(Website and app data records)
- - - - - - -
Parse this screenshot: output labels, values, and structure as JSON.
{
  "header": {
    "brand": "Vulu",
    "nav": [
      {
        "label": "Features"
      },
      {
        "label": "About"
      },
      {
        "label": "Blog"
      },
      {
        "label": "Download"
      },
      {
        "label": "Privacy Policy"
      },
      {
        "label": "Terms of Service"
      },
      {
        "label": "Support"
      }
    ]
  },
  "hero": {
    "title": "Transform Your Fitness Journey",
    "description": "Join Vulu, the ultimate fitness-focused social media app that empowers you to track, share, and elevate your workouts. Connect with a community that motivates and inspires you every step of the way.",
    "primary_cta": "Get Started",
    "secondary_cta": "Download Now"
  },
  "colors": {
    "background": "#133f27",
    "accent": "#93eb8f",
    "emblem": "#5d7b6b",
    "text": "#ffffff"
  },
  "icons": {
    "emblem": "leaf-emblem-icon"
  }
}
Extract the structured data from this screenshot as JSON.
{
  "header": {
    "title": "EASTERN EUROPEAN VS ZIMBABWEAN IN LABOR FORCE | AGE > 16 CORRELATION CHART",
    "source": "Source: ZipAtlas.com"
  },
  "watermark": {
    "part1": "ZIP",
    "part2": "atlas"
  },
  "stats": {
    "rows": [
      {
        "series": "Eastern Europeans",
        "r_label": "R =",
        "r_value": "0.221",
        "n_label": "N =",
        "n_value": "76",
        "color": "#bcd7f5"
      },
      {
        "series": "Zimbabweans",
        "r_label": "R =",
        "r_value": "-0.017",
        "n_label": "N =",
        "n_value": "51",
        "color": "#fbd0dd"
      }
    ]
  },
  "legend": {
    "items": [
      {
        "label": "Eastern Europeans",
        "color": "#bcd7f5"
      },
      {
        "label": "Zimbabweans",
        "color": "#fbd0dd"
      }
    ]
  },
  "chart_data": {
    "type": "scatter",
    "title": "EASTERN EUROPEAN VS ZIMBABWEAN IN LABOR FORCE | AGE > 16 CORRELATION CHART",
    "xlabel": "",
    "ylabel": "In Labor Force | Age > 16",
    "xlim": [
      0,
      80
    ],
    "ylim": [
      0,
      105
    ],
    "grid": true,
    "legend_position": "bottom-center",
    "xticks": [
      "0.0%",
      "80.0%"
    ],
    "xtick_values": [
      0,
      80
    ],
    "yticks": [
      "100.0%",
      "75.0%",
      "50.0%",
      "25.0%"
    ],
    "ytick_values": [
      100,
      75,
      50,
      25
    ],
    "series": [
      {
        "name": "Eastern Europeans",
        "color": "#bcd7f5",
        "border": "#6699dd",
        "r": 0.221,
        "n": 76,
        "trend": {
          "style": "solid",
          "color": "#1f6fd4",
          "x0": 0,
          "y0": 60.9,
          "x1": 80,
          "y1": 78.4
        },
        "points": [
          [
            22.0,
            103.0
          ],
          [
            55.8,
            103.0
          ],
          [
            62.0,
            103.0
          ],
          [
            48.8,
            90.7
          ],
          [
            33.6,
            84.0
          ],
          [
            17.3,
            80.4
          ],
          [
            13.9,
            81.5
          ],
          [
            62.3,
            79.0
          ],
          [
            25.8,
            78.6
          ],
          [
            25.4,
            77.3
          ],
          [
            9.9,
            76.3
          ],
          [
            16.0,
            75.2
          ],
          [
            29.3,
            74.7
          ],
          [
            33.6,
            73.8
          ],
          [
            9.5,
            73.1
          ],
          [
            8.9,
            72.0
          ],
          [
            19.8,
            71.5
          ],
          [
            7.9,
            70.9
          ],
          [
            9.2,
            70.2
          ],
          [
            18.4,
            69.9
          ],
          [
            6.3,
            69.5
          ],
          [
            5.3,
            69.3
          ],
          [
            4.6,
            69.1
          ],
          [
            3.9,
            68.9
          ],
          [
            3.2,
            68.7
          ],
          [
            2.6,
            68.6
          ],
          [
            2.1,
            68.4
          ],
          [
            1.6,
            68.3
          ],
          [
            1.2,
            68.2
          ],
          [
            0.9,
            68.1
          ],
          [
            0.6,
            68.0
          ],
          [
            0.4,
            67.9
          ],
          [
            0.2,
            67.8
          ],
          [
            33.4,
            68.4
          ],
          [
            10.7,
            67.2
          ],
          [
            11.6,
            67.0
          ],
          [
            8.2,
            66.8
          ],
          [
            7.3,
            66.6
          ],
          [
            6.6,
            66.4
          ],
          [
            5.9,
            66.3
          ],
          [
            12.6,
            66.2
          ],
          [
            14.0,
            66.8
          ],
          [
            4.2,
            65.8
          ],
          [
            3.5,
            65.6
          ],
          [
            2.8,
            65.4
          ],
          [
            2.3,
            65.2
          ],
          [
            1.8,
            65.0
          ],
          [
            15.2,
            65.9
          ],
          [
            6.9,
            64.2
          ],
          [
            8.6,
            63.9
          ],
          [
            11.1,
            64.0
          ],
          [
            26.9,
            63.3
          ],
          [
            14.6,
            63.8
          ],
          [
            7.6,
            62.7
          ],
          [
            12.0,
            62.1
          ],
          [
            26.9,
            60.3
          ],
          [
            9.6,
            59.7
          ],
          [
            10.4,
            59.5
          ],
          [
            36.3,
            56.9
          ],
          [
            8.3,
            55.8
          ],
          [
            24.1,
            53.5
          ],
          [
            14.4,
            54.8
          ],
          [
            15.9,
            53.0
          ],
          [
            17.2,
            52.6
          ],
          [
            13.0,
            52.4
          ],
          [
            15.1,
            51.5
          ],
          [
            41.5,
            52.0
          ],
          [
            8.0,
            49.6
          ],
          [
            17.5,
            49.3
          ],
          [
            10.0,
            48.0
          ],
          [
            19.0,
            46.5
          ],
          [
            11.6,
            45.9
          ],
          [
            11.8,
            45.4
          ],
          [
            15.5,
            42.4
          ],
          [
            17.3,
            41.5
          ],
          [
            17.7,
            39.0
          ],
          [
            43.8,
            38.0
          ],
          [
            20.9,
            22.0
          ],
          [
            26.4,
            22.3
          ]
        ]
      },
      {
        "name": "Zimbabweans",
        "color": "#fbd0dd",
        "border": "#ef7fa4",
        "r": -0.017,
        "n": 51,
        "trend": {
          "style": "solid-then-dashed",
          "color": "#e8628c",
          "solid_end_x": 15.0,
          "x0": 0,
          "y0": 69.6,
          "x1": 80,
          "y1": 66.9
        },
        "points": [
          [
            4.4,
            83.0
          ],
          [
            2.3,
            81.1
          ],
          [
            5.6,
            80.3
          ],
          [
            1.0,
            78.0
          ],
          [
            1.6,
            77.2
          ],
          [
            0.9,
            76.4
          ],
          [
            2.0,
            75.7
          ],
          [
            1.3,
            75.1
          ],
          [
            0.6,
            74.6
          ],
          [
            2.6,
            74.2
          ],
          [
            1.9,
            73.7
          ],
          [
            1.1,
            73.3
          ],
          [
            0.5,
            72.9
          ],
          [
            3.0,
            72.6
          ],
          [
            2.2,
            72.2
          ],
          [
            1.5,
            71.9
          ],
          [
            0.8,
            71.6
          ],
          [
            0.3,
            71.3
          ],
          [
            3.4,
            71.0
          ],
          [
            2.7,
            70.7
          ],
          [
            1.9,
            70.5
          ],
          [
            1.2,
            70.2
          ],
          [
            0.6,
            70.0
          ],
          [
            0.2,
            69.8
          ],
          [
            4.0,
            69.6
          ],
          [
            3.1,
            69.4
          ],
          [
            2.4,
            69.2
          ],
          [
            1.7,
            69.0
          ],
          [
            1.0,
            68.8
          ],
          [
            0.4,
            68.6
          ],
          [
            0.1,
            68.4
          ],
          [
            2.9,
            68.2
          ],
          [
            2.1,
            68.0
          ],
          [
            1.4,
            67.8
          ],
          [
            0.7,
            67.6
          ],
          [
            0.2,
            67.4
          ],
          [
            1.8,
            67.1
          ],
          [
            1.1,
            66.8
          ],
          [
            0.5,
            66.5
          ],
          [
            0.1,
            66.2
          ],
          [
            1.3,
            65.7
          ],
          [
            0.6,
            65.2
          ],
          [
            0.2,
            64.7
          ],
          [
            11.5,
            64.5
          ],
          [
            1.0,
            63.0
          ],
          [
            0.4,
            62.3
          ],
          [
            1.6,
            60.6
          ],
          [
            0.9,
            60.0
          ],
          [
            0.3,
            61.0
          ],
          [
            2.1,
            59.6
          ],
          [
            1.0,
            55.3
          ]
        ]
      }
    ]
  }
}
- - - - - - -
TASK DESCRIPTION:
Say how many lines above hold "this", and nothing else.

OUTPUT BELOW:
2